- _WHAT THE TASK ASKS_
Could you print every entry below exactly as given?

- _EXTRACTED INFORMATION_

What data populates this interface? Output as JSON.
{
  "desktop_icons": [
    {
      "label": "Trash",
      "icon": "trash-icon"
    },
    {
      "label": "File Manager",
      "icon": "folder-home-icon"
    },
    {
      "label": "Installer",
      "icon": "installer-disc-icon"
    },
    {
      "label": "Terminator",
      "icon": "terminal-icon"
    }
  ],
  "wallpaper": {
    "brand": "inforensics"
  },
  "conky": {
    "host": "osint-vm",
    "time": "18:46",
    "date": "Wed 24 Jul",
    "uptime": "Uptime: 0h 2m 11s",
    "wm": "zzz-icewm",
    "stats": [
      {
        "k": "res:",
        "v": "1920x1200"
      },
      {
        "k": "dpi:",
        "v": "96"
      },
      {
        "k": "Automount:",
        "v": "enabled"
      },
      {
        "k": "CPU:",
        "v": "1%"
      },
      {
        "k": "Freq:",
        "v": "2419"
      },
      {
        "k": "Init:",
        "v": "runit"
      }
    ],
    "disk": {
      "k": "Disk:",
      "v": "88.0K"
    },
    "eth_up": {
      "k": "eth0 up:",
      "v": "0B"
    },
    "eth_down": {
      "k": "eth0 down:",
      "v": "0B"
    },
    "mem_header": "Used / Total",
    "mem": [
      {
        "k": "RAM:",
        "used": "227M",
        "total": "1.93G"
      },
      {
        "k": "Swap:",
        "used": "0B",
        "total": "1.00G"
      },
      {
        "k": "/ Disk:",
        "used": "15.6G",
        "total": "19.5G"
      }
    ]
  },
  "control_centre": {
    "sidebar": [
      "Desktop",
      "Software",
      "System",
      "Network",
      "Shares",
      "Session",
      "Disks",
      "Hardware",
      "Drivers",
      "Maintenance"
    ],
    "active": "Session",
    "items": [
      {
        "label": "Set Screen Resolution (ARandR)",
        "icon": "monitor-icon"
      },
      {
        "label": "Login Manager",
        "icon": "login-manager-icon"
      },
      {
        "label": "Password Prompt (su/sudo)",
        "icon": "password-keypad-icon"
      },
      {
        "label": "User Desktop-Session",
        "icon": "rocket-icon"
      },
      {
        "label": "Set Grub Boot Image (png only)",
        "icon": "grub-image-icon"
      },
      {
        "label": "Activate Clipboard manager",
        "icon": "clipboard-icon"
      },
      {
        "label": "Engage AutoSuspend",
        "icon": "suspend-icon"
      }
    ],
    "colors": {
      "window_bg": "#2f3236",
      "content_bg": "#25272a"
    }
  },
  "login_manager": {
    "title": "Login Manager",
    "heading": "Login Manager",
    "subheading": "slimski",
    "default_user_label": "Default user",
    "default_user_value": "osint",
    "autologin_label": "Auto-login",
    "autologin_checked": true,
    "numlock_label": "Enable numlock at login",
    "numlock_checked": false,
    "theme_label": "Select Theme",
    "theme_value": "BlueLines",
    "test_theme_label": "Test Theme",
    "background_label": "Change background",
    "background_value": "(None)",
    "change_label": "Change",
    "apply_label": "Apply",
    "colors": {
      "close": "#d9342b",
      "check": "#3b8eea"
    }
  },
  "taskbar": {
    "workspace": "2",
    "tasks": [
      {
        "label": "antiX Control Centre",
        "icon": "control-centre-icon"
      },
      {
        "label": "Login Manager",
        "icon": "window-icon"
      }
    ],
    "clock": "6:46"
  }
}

- _ANSWER BOX_
What data populates this interface? Output as JSON.
{
  "desktop_icons": [
    {
      "label": "Trash",
      "icon": "trash-icon"
    },
    {
      "label": "File Manager",
      "icon": "folder-home-icon"
    },
    {
      "label": "Installer",
      "icon": "installer-disc-icon"
    },
    {
      "label": "Terminator",
      "icon": "terminal-icon"
    }
  ],
  "wallpaper": {
    "brand": "inforensics"
  },
  "conky": {
    "host": "osint-vm",
    "time": "18:46",
    "date": "Wed 24 Jul",
    "uptime": "Uptime: 0h 2m 11s",
    "wm": "zzz-icewm",
    "stats": [
      {
        "k": "res:",
        "v": "1920x1200"
      },
      {
        "k": "dpi:",
        "v": "96"
      },
      {
        "k": "Automount:",
        "v": "enabled"
      },
      {
        "k": "CPU:",
        "v": "1%"
      },
      {
        "k": "Freq:",
        "v": "2419"
      },
      {
        "k": "Init:",
        "v": "runit"
      }
    ],
    "disk": {
      "k": "Disk:",
      "v": "88.0K"
    },
    "eth_up": {
      "k": "eth0 up:",
      "v": "0B"
    },
    "eth_down": {
      "k": "eth0 down:",
      "v": "0B"
    },
    "mem_header": "Used / Total",
    "mem": [
      {
        "k": "RAM:",
        "used": "227M",
        "total": "1.93G"
      },
      {
        "k": "Swap:",
        "used": "0B",
        "total": "1.00G"
      },
      {
        "k": "/ Disk:",
        "used": "15.6G",
        "total": "19.5G"
      }
    ]
  },
  "control_centre": {
    "sidebar": [
      "Desktop",
      "Software",
      "System",
      "Network",
      "Shares",
      "Session",
      "Disks",
      "Hardware",
      "Drivers",
      "Maintenance"
    ],
    "active": "Session",
    "items": [
      {
        "label": "Set Screen Resolution (ARandR)",
        "icon": "monitor-icon"
      },
      {
        "label": "Login Manager",
        "icon": "login-manager-icon"
      },
      {
        "label": "Password Prompt (su/sudo)",
        "icon": "password-keypad-icon"
      },
      {
        "label": "User Desktop-Session",
        "icon": "rocket-icon"
      },
      {
        "label": "Set Grub Boot Image (png only)",
        "icon": "grub-image-icon"
      },
      {
        "label": "Activate Clipboard manager",
        "icon": "clipboard-icon"
      },
      {
        "label": "Engage AutoSuspend",
        "icon": "suspend-icon"
      }
    ],
    "colors": {
      "window_bg": "#2f3236",
      "content_bg": "#25272a"
    }
  },
  "login_manager": {
    "title": "Login Manager",
    "heading": "Login Manager",
    "subheading": "slimski",
    "default_user_label": "Default user",
    "default_user_value": "osint",
    "autologin_label": "Auto-login",
    "autologin_checked": true,
    "numlock_label": "Enable numlock at login",
    "numlock_checked": false,
    "theme_label": "Select Theme",
    "theme_value": "BlueLines",
    "test_theme_label": "Test Theme",
    "background_label": "Change background",
    "background_value": "(None)",
    "change_label": "Change",
    "apply_label": "Apply",
    "colors": {
      "close": "#d9342b",
      "check": "#3b8eea"
    }
  },
  "taskbar": {
    "workspace": "2",
    "tasks": [
      {
        "label": "antiX Control Centre",
        "icon": "control-centre-icon"
      },
      {
        "label": "Login Manager",
        "icon": "window-icon"
      }
    ],
    "clock": "6:46"
  }
}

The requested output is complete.